- **Activity**
Leaving out the images, please output every entry exactly as it appears.

- **Extracted data**

= = = = =

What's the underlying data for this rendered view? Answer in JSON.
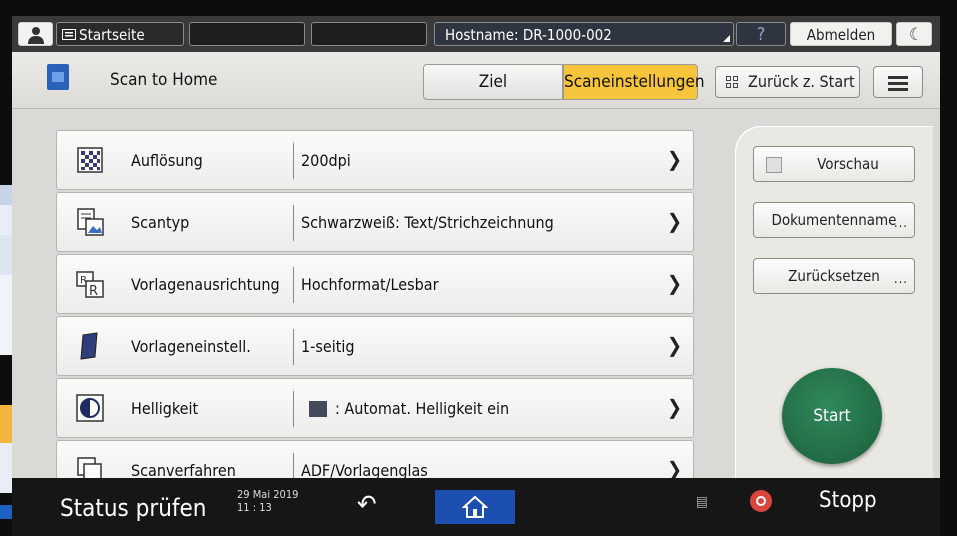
{
  "topbar": {
    "home_label": "Startseite",
    "hostname": "Hostname: DR-1000-002",
    "help": "?",
    "logout": "Abmelden",
    "moon": "☾"
  },
  "header": {
    "app_title": "Scan to Home",
    "tabs": [
      {
        "label": "Ziel",
        "active": false
      },
      {
        "label": "Scaneinstellungen",
        "active": true
      }
    ],
    "back_label": "Zurück z. Start",
    "menu_icon": "hamburger-icon"
  },
  "settings": [
    {
      "icon": "resolution-icon",
      "label": "Auflösung",
      "value": "200dpi"
    },
    {
      "icon": "scan-type-icon",
      "label": "Scantyp",
      "value": "Schwarzweiß: Text/Strichzeichnung"
    },
    {
      "icon": "orientation-icon",
      "label": "Vorlagenausrichtung",
      "value": "Hochformat/Lesbar"
    },
    {
      "icon": "original-setting-icon",
      "label": "Vorlageneinstell.",
      "value": "1-seitig"
    },
    {
      "icon": "brightness-icon",
      "label": "Helligkeit",
      "value": ": Automat. Helligkeit ein"
    },
    {
      "icon": "scan-method-icon",
      "label": "Scanverfahren",
      "value": "ADF/Vorlagenglas"
    }
  ],
  "side_panel": {
    "preview": "Vorschau",
    "document_name": "Dokumentenname",
    "reset": "Zurücksetzen",
    "start": "Start"
  },
  "bottombar": {
    "status": "Status prüfen",
    "date": "29 Mai 2019",
    "time": "11 : 13",
    "stop": "Stopp"
  },
  "colors": {
    "accent_tab": "#f7c53b",
    "start_button": "#1f6b45",
    "home_button": "#1d4fb0",
    "stop_icon": "#d9463b"
  }
}
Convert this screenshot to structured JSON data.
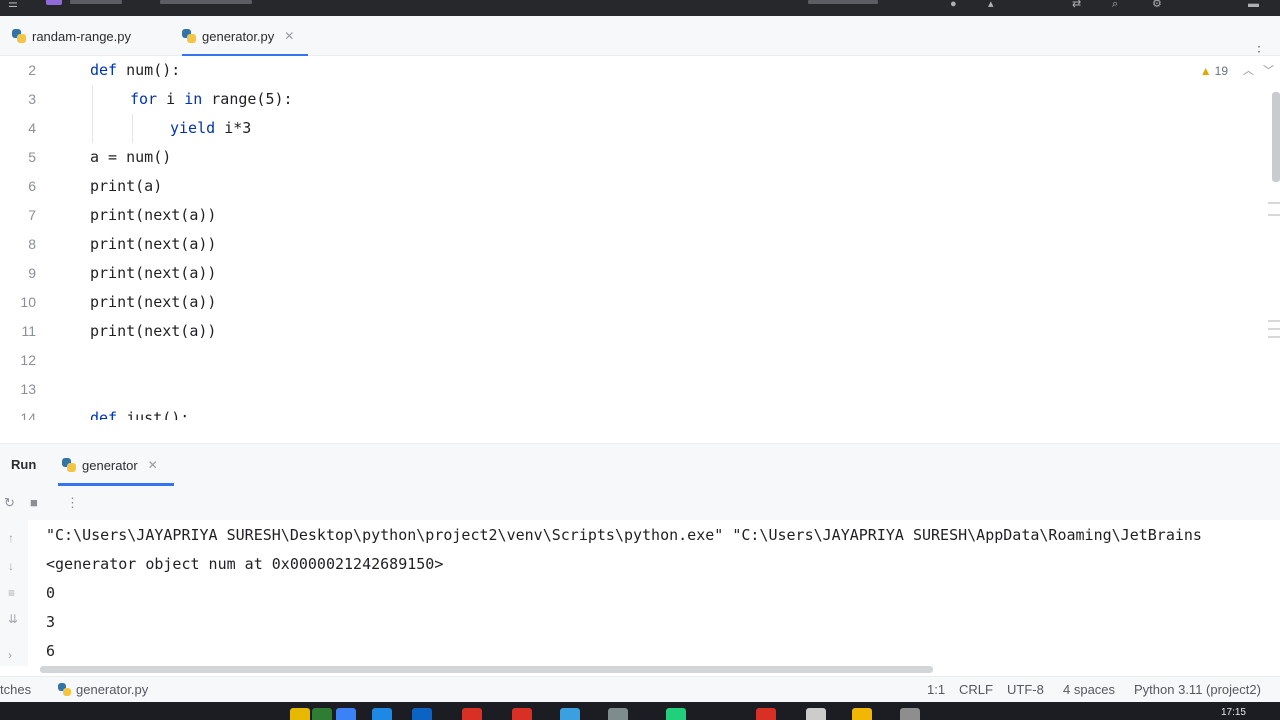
{
  "editor_tabs": [
    {
      "label": "randam-range.py",
      "active": false
    },
    {
      "label": "generator.py",
      "active": true
    }
  ],
  "editor": {
    "inspection_count": "19",
    "lines": [
      {
        "num": "2",
        "indent": 0,
        "tokens": [
          {
            "t": "def ",
            "k": "kw"
          },
          {
            "t": "num():",
            "k": ""
          }
        ]
      },
      {
        "num": "3",
        "indent": 1,
        "tokens": [
          {
            "t": "for ",
            "k": "kw"
          },
          {
            "t": "i ",
            "k": ""
          },
          {
            "t": "in ",
            "k": "kw"
          },
          {
            "t": "range(5):",
            "k": ""
          }
        ]
      },
      {
        "num": "4",
        "indent": 2,
        "tokens": [
          {
            "t": "yield ",
            "k": "kw"
          },
          {
            "t": "i*3",
            "k": ""
          }
        ]
      },
      {
        "num": "5",
        "indent": 0,
        "tokens": [
          {
            "t": "a = num()",
            "k": ""
          }
        ]
      },
      {
        "num": "6",
        "indent": 0,
        "tokens": [
          {
            "t": "print(a)",
            "k": ""
          }
        ]
      },
      {
        "num": "7",
        "indent": 0,
        "tokens": [
          {
            "t": "print(next(a))",
            "k": ""
          }
        ]
      },
      {
        "num": "8",
        "indent": 0,
        "tokens": [
          {
            "t": "print(next(a))",
            "k": ""
          }
        ]
      },
      {
        "num": "9",
        "indent": 0,
        "tokens": [
          {
            "t": "print(next(a))",
            "k": ""
          }
        ]
      },
      {
        "num": "10",
        "indent": 0,
        "tokens": [
          {
            "t": "print(next(a))",
            "k": ""
          }
        ]
      },
      {
        "num": "11",
        "indent": 0,
        "tokens": [
          {
            "t": "print(next(a))",
            "k": ""
          }
        ]
      },
      {
        "num": "12",
        "indent": 0,
        "tokens": []
      },
      {
        "num": "13",
        "indent": 0,
        "tokens": []
      },
      {
        "num": "14",
        "indent": 0,
        "tokens": [
          {
            "t": "def ",
            "k": "kw"
          },
          {
            "t": "just():",
            "k": ""
          }
        ]
      }
    ]
  },
  "run": {
    "label": "Run",
    "tab_label": "generator",
    "output": [
      "\"C:\\Users\\JAYAPRIYA SURESH\\Desktop\\python\\project2\\venv\\Scripts\\python.exe\" \"C:\\Users\\JAYAPRIYA SURESH\\AppData\\Roaming\\JetBrains",
      "<generator object num at 0x0000021242689150>",
      "0",
      "3",
      "6"
    ]
  },
  "status": {
    "left": "tches",
    "file": "generator.py",
    "position": "1:1",
    "line_sep": "CRLF",
    "encoding": "UTF-8",
    "indent": "4 spaces",
    "interpreter": "Python 3.11 (project2)"
  },
  "taskbar": {
    "clock": "17:15",
    "icon_colors": [
      "#e6b800",
      "#2e7d32",
      "#3b82f6",
      "#1e88e5",
      "#0b63c4",
      "#d93025",
      "#d93025",
      "#3aa0e0",
      "#7f8c8d",
      "#21d07a",
      "#d93025",
      "#cccccc",
      "#f2b705",
      "#8e8e8e"
    ]
  },
  "colors": {
    "accent": "#3574f0",
    "keyword": "#0033b3"
  }
}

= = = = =

- **Solution for this problem**
What's the underlying data for this rendered view? Answer in JSON.
{
  "topbar": {
    "home_label": "Startseite",
    "hostname": "Hostname: DR-1000-002",
    "help": "?",
    "logout": "Abmelden",
    "moon": "☾"
  },
  "header": {
    "app_title": "Scan to Home",
    "tabs": [
      {
        "label": "Ziel",
        "active": false
      },
      {
        "label": "Scaneinstellungen",
        "active": true
      }
    ],
    "back_label": "Zurück z. Start",
    "menu_icon": "hamburger-icon"
  },
  "settings": [
    {
      "icon": "resolution-icon",
      "label": "Auflösung",
      "value": "200dpi"
    },
    {
      "icon": "scan-type-icon",
      "label": "Scantyp",
      "value": "Schwarzweiß: Text/Strichzeichnung"
    },
    {
      "icon": "orientation-icon",
      "label": "Vorlagenausrichtung",
      "value": "Hochformat/Lesbar"
    },
    {
      "icon": "original-setting-icon",
      "label": "Vorlageneinstell.",
      "value": "1-seitig"
    },
    {
      "icon": "brightness-icon",
      "label": "Helligkeit",
      "value": ": Automat. Helligkeit ein"
    },
    {
      "icon": "scan-method-icon",
      "label": "Scanverfahren",
      "value": "ADF/Vorlagenglas"
    }
  ],
  "side_panel": {
    "preview": "Vorschau",
    "document_name": "Dokumentenname",
    "reset": "Zurücksetzen",
    "start": "Start"
  },
  "bottombar": {
    "status": "Status prüfen",
    "date": "29 Mai 2019",
    "time": "11 : 13",
    "stop": "Stopp"
  },
  "colors": {
    "accent_tab": "#f7c53b",
    "start_button": "#1f6b45",
    "home_button": "#1d4fb0",
    "stop_icon": "#d9463b"
  }
}
Convert this screenshot to structured JSON data.
{
  "editor_tabs": [
    {
      "label": "randam-range.py",
      "active": false
    },
    {
      "label": "generator.py",
      "active": true
    }
  ],
  "editor": {
    "inspection_count": "19",
    "lines": [
      {
        "num": "2",
        "indent": 0,
        "tokens": [
          {
            "t": "def ",
            "k": "kw"
          },
          {
            "t": "num():",
            "k": ""
          }
        ]
      },
      {
        "num": "3",
        "indent": 1,
        "tokens": [
          {
            "t": "for ",
            "k": "kw"
          },
          {
            "t": "i ",
            "k": ""
          },
          {
            "t": "in ",
            "k": "kw"
          },
          {
            "t": "range(5):",
            "k": ""
          }
        ]
      },
      {
        "num": "4",
        "indent": 2,
        "tokens": [
          {
            "t": "yield ",
            "k": "kw"
          },
          {
            "t": "i*3",
            "k": ""
          }
        ]
      },
      {
        "num": "5",
        "indent": 0,
        "tokens": [
          {
            "t": "a = num()",
            "k": ""
          }
        ]
      },
      {
        "num": "6",
        "indent": 0,
        "tokens": [
          {
            "t": "print(a)",
            "k": ""
          }
        ]
      },
      {
        "num": "7",
        "indent": 0,
        "tokens": [
          {
            "t": "print(next(a))",
            "k": ""
          }
        ]
      },
      {
        "num": "8",
        "indent": 0,
        "tokens": [
          {
            "t": "print(next(a))",
            "k": ""
          }
        ]
      },
      {
        "num": "9",
        "indent": 0,
        "tokens": [
          {
            "t": "print(next(a))",
            "k": ""
          }
        ]
      },
      {
        "num": "10",
        "indent": 0,
        "tokens": [
          {
            "t": "print(next(a))",
            "k": ""
          }
        ]
      },
      {
        "num": "11",
        "indent": 0,
        "tokens": [
          {
            "t": "print(next(a))",
            "k": ""
          }
        ]
      },
      {
        "num": "12",
        "indent": 0,
        "tokens": []
      },
      {
        "num": "13",
        "indent": 0,
        "tokens": []
      },
      {
        "num": "14",
        "indent": 0,
        "tokens": [
          {
            "t": "def ",
            "k": "kw"
          },
          {
            "t": "just():",
            "k": ""
          }
        ]
      }
    ]
  },
  "run": {
    "label": "Run",
    "tab_label": "generator",
    "output": [
      "\"C:\\Users\\JAYAPRIYA SURESH\\Desktop\\python\\project2\\venv\\Scripts\\python.exe\" \"C:\\Users\\JAYAPRIYA SURESH\\AppData\\Roaming\\JetBrains",
      "<generator object num at 0x0000021242689150>",
      "0",
      "3",
      "6"
    ]
  },
  "status": {
    "left": "tches",
    "file": "generator.py",
    "position": "1:1",
    "line_sep": "CRLF",
    "encoding": "UTF-8",
    "indent": "4 spaces",
    "interpreter": "Python 3.11 (project2)"
  },
  "taskbar": {
    "clock": "17:15",
    "icon_colors": [
      "#e6b800",
      "#2e7d32",
      "#3b82f6",
      "#1e88e5",
      "#0b63c4",
      "#d93025",
      "#d93025",
      "#3aa0e0",
      "#7f8c8d",
      "#21d07a",
      "#d93025",
      "#cccccc",
      "#f2b705",
      "#8e8e8e"
    ]
  },
  "colors": {
    "accent": "#3574f0",
    "keyword": "#0033b3"
  }
}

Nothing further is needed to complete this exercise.